╭─ Records shown
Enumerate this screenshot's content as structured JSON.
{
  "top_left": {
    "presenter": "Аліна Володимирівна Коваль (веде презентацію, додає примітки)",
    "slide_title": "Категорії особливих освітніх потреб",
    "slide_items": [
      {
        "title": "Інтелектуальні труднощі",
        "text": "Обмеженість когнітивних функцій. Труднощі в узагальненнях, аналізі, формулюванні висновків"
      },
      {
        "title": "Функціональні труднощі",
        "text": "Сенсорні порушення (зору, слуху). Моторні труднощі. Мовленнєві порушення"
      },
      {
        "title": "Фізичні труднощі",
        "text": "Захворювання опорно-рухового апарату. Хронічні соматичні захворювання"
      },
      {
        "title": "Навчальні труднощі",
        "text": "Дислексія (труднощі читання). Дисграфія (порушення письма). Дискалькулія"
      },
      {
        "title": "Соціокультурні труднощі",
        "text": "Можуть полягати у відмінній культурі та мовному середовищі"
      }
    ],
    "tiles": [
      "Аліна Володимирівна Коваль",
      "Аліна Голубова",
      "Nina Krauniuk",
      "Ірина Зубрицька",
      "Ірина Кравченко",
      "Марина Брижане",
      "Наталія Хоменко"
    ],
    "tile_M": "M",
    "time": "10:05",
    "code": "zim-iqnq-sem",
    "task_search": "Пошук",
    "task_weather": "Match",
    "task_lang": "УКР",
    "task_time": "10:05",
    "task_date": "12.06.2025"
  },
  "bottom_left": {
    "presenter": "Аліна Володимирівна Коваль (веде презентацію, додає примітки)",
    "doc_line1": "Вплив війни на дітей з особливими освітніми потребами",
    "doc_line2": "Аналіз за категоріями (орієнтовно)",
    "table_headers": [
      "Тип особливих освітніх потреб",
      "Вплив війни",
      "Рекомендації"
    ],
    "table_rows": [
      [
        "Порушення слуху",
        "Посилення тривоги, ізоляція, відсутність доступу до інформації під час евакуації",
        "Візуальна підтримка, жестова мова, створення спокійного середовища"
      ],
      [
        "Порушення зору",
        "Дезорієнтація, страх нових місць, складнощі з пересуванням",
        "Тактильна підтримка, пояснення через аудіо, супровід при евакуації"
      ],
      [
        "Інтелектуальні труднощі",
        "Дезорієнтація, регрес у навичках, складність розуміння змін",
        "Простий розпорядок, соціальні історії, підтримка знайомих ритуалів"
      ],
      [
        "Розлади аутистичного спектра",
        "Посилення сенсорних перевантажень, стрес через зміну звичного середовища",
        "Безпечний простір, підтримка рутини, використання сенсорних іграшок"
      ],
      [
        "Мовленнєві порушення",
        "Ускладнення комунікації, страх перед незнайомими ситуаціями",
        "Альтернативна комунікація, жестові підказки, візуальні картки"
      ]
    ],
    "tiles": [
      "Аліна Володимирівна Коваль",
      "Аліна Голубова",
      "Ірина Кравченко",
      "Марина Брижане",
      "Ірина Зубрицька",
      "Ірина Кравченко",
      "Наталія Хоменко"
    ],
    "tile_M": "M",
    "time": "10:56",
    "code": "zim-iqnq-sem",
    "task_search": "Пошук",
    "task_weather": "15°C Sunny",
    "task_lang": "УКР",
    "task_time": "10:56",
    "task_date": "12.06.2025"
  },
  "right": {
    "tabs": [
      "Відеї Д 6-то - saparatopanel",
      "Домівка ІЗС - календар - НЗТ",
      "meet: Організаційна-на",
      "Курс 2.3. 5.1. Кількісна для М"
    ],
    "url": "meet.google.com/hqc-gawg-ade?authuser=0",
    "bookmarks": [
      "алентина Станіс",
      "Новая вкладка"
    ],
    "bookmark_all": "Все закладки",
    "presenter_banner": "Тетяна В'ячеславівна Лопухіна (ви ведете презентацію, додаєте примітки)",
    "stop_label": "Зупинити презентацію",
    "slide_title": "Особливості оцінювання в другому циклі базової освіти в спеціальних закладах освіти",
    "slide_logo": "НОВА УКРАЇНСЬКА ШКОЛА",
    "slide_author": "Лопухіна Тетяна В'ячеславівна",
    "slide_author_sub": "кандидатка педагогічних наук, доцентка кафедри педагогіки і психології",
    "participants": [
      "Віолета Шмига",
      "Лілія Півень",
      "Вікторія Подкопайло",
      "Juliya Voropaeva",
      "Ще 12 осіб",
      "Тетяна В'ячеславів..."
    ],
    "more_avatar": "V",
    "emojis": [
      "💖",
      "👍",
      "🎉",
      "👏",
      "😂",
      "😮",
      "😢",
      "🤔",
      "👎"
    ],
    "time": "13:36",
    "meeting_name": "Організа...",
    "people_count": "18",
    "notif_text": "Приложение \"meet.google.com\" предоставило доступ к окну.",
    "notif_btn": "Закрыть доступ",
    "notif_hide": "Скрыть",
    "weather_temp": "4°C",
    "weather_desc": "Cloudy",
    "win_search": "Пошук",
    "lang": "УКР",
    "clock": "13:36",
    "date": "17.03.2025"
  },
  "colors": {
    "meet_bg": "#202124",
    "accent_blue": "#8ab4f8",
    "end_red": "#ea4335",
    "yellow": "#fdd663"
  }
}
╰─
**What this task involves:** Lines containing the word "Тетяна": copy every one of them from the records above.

**Answer to this task:**
    "presenter_banner": "Тетяна В'ячеславівна Лопухіна (ви ведете презентацію, додаєте примітки)",
    "slide_author": "Лопухіна Тетяна В'ячеславівна",
      "Тетяна В'ячеславів..."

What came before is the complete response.